■ **Instructions for the task**
All the data below should be printed again without a single difference.

(Items listed in a dataset)
=== Begin Enclosure ===
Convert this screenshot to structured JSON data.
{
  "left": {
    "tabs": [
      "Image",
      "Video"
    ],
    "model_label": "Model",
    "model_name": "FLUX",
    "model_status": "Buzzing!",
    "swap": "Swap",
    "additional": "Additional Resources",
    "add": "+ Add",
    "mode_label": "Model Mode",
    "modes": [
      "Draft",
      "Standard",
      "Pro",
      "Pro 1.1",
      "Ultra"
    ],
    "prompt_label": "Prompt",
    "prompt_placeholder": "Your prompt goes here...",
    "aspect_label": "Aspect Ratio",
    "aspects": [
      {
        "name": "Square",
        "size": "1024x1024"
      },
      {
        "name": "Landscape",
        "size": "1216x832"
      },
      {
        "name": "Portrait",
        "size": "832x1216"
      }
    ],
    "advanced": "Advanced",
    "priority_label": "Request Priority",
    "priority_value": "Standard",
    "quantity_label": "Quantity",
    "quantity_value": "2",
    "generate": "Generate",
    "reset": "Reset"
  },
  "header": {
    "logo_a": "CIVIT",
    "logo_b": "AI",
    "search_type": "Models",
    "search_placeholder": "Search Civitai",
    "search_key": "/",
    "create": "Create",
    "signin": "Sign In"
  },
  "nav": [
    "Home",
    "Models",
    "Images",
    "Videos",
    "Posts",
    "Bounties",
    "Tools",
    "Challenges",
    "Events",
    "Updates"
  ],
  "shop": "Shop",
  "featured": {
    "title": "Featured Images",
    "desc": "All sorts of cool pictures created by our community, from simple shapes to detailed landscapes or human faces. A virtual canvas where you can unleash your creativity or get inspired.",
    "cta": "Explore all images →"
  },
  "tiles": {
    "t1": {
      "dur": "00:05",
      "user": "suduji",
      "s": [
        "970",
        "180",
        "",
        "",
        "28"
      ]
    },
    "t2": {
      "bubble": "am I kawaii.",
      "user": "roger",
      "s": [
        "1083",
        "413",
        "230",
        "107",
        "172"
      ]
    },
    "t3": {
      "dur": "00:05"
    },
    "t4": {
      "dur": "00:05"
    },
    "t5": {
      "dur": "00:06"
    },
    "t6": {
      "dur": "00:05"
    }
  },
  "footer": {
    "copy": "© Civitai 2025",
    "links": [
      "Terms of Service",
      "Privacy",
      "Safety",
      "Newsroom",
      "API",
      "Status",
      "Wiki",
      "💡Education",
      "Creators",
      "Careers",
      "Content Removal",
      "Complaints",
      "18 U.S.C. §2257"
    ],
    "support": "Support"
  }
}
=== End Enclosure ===
■ **Exercise answer**
Convert this screenshot to structured JSON data.
{
  "left": {
    "tabs": [
      "Image",
      "Video"
    ],
    "model_label": "Model",
    "model_name": "FLUX",
    "model_status": "Buzzing!",
    "swap": "Swap",
    "additional": "Additional Resources",
    "add": "+ Add",
    "mode_label": "Model Mode",
    "modes": [
      "Draft",
      "Standard",
      "Pro",
      "Pro 1.1",
      "Ultra"
    ],
    "prompt_label": "Prompt",
    "prompt_placeholder": "Your prompt goes here...",
    "aspect_label": "Aspect Ratio",
    "aspects": [
      {
        "name": "Square",
        "size": "1024x1024"
      },
      {
        "name": "Landscape",
        "size": "1216x832"
      },
      {
        "name": "Portrait",
        "size": "832x1216"
      }
    ],
    "advanced": "Advanced",
    "priority_label": "Request Priority",
    "priority_value": "Standard",
    "quantity_label": "Quantity",
    "quantity_value": "2",
    "generate": "Generate",
    "reset": "Reset"
  },
  "header": {
    "logo_a": "CIVIT",
    "logo_b": "AI",
    "search_type": "Models",
    "search_placeholder": "Search Civitai",
    "search_key": "/",
    "create": "Create",
    "signin": "Sign In"
  },
  "nav": [
    "Home",
    "Models",
    "Images",
    "Videos",
    "Posts",
    "Bounties",
    "Tools",
    "Challenges",
    "Events",
    "Updates"
  ],
  "shop": "Shop",
  "featured": {
    "title": "Featured Images",
    "desc": "All sorts of cool pictures created by our community, from simple shapes to detailed landscapes or human faces. A virtual canvas where you can unleash your creativity or get inspired.",
    "cta": "Explore all images →"
  },
  "tiles": {
    "t1": {
      "dur": "00:05",
      "user": "suduji",
      "s": [
        "970",
        "180",
        "",
        "",
        "28"
      ]
    },
    "t2": {
      "bubble": "am I kawaii.",
      "user": "roger",
      "s": [
        "1083",
        "413",
        "230",
        "107",
        "172"
      ]
    },
    "t3": {
      "dur": "00:05"
    },
    "t4": {
      "dur": "00:05"
    },
    "t5": {
      "dur": "00:06"
    },
    "t6": {
      "dur": "00:05"
    }
  },
  "footer": {
    "copy": "© Civitai 2025",
    "links": [
      "Terms of Service",
      "Privacy",
      "Safety",
      "Newsroom",
      "API",
      "Status",
      "Wiki",
      "💡Education",
      "Creators",
      "Careers",
      "Content Removal",
      "Complaints",
      "18 U.S.C. §2257"
    ],
    "support": "Support"
  }
}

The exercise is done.